project home page
background & more information
finding the images you need
on-line galleries
making your own
taking your own
digital image sizes
digital image sizes
file size
adding images to documents
paper size
image file types
jpg or gif
screen prints and clip art
screen prints
clip art
the problems with text
line length
text boxes
text images
free tools
image editing
web page design


The common law position is that all creative works are granted unlimited protection from copying. Copyright legislation was introduced to limit this protection rather than expand it.

Original work that you may find published on a web page or in a document or book is protected. That means that the copyright owner will usually need to give permission for an item to be used by you somewhere else.

Limited use of works may be possible for non-commercial research and private study, criticism or review, and teaching in schools. But if you are copying large amounts of material and/or making multiple copies then you may still need permission. Also it is generally necessary to include an acknowledgement of the name of the copyright work and its author.

The on-line image galleries referred to in this project have clear statements on their sites which outline the extent to which they may be used without seeking permission. They also describe how to include an acknowledgment of the source. Licence terms will describe how you are entitled to use images included in software. Searching through Google images, however, produces images which belong to other people’s or organisations’ web sites and it is there that you would need to check before using them. Whilst it may be easy to find what you want that way, it may still be against the law to use it!

Regardless of where the work originated, if you intend to copy it in the UK it is UK legislation that prevails.

Those working in the education sector may find that their institution has some exemptions which should make it easier for you to copy things and use them there and a chat with your Librarian may be a good idea. This area is complex.

In practice, you will find that you get a wide variation in responses to asking for permission and many organisations are, indeed, happy to see their logos and products promoted in a responsible fashion. Without condoning the use of others’ images without their specific consent, therefore, it may be the case that including items in innocuous handouts or notes of limited circulation and life is unlikely to result in your being sued. You should, however, always include a note of whose it is and where it came from as matter of good manners if nothing else.

At this link is an example of the benefits of good practice

Detailed information is available on the Copyright Directorate’s web site and a nice summary and discussion are can be found at Wikipedia’s site

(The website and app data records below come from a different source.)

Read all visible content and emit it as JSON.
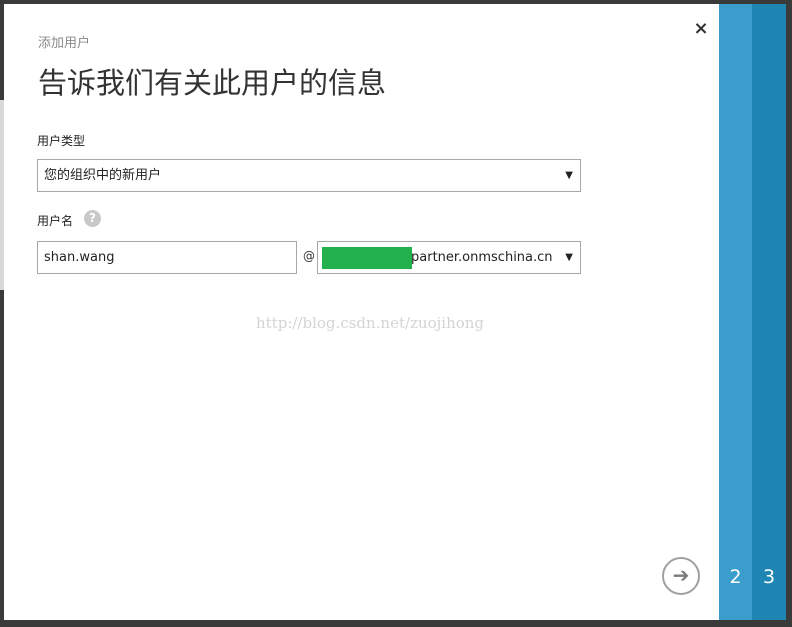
{
  "dialog": {
    "subtitle": "添加用户",
    "title": "告诉我们有关此用户的信息",
    "close_label": "×"
  },
  "form": {
    "user_type": {
      "label": "用户类型",
      "value": "您的组织中的新用户"
    },
    "username": {
      "label": "用户名",
      "help_label": "?",
      "value": "shan.wang",
      "at_symbol": "@",
      "domain_suffix": "partner.onmschina.cn"
    }
  },
  "watermark": "http://blog.csdn.net/zuojihong",
  "wizard": {
    "next_label": "➔",
    "steps": [
      {
        "label": "2"
      },
      {
        "label": "3"
      }
    ]
  },
  "icons": {
    "close": "close-icon",
    "help": "help-icon",
    "dropdown": "chevron-down-icon",
    "next": "arrow-right-icon"
  },
  "colors": {
    "step2": "#3a9dcb",
    "step3": "#1f86b3",
    "redaction": "#22b14c"
  }
}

Special considerations apply to photos you take of people who should give permission for use of their image (in exchange for free prints if you're lucky). A signed Model Release Form would document this but may make full classroom pics a pain! Here's a sample form.

^  top
page updated by Andrew Hill, Dunstable College 23 July, 2006